*** TASK MATERIAL
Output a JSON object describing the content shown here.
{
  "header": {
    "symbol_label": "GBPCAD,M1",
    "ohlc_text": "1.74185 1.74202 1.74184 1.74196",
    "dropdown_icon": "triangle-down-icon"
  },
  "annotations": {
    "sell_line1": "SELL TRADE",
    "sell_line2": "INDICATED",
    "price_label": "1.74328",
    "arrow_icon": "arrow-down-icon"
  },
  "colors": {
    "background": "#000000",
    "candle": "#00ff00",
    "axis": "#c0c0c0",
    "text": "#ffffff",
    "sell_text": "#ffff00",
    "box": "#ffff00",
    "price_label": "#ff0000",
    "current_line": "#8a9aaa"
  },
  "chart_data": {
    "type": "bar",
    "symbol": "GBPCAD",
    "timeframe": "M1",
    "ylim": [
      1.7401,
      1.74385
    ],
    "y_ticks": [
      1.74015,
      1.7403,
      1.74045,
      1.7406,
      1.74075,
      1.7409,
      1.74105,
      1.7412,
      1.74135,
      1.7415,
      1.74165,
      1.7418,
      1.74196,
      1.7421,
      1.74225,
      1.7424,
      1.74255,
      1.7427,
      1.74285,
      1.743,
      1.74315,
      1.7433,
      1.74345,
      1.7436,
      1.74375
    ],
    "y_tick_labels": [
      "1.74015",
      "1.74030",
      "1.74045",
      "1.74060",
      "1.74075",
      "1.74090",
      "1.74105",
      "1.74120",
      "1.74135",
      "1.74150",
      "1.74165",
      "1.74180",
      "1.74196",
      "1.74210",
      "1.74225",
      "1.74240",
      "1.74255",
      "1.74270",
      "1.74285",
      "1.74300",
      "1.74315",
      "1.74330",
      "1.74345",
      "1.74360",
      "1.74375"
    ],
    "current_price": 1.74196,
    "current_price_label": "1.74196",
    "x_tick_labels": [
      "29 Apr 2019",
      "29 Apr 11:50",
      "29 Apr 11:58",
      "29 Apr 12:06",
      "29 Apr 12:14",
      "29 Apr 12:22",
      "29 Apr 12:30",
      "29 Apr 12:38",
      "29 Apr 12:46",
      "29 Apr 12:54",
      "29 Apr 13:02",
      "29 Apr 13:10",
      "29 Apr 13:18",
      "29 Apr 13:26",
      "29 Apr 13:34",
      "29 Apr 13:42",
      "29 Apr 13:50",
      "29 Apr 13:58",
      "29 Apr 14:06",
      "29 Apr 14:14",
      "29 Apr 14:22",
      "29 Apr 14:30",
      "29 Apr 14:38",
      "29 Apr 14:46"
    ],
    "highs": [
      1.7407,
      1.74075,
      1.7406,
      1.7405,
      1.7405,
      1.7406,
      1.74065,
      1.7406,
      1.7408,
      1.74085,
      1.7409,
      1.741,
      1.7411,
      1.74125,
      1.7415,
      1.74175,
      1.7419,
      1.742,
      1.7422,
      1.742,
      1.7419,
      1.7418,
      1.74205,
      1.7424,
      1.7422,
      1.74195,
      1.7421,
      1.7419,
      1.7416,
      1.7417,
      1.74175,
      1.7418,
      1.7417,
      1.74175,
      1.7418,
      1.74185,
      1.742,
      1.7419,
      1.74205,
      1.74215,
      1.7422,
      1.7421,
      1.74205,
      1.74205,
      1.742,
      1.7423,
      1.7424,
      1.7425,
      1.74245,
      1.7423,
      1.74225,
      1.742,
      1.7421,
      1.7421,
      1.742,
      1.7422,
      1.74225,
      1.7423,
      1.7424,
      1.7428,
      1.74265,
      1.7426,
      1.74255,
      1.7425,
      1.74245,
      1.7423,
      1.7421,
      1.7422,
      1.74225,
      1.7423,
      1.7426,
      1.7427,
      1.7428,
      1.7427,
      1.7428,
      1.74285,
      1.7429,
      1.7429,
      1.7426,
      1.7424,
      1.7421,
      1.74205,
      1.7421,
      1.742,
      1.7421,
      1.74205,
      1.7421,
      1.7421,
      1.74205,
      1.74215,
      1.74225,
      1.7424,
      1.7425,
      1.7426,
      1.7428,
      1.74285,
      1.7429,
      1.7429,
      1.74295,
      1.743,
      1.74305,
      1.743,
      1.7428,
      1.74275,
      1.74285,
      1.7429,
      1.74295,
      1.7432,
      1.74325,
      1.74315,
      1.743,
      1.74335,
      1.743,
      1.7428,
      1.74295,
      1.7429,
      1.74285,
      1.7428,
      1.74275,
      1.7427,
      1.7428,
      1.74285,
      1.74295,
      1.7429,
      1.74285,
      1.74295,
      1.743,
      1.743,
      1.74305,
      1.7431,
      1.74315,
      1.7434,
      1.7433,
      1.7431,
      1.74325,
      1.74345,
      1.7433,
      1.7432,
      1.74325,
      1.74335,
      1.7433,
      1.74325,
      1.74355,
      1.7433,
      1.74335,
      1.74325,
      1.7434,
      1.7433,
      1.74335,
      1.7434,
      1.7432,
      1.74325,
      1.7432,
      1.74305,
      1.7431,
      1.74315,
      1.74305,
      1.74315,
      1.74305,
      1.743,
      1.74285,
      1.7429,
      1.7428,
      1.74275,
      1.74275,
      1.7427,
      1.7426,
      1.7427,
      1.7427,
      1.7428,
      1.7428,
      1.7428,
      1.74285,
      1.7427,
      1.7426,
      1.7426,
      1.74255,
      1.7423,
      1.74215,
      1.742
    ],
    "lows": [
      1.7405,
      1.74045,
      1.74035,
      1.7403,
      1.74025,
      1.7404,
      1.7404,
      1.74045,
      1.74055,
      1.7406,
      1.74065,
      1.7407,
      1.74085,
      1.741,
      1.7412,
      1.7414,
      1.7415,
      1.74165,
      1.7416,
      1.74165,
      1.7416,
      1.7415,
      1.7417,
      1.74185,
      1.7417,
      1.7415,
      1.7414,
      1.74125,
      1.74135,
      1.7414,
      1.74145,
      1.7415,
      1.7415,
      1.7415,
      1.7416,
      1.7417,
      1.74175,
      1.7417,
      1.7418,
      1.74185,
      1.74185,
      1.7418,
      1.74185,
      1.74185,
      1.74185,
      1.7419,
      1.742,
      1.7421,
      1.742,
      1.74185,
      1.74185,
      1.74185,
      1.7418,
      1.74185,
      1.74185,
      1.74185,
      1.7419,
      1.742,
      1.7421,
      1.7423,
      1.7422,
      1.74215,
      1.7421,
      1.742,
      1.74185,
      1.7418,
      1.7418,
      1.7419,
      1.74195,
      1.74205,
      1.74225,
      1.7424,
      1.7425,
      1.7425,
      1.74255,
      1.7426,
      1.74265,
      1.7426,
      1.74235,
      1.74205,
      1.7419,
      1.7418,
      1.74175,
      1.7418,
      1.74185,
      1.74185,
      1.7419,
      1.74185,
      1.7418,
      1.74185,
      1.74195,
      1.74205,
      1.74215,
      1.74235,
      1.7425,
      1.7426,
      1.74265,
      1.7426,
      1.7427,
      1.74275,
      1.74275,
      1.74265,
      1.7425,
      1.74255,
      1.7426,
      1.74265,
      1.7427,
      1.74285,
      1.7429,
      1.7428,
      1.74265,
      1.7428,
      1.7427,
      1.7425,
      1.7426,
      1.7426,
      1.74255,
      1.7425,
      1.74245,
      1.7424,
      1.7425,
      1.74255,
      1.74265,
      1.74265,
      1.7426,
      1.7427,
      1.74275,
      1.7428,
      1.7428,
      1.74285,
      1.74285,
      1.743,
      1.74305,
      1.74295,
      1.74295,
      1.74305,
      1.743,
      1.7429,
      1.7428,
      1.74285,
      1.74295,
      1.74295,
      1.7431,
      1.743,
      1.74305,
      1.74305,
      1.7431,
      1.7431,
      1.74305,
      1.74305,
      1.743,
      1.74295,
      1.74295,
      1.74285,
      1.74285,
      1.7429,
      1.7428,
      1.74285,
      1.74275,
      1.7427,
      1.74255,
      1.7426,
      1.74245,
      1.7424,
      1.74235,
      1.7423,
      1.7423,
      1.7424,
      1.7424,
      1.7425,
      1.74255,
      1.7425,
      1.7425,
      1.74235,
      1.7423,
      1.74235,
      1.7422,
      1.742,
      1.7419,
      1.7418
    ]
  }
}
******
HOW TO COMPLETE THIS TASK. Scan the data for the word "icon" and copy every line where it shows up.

WRITTEN SOLUTION.
    "dropdown_icon": "triangle-down-icon"
    "arrow_icon": "arrow-down-icon"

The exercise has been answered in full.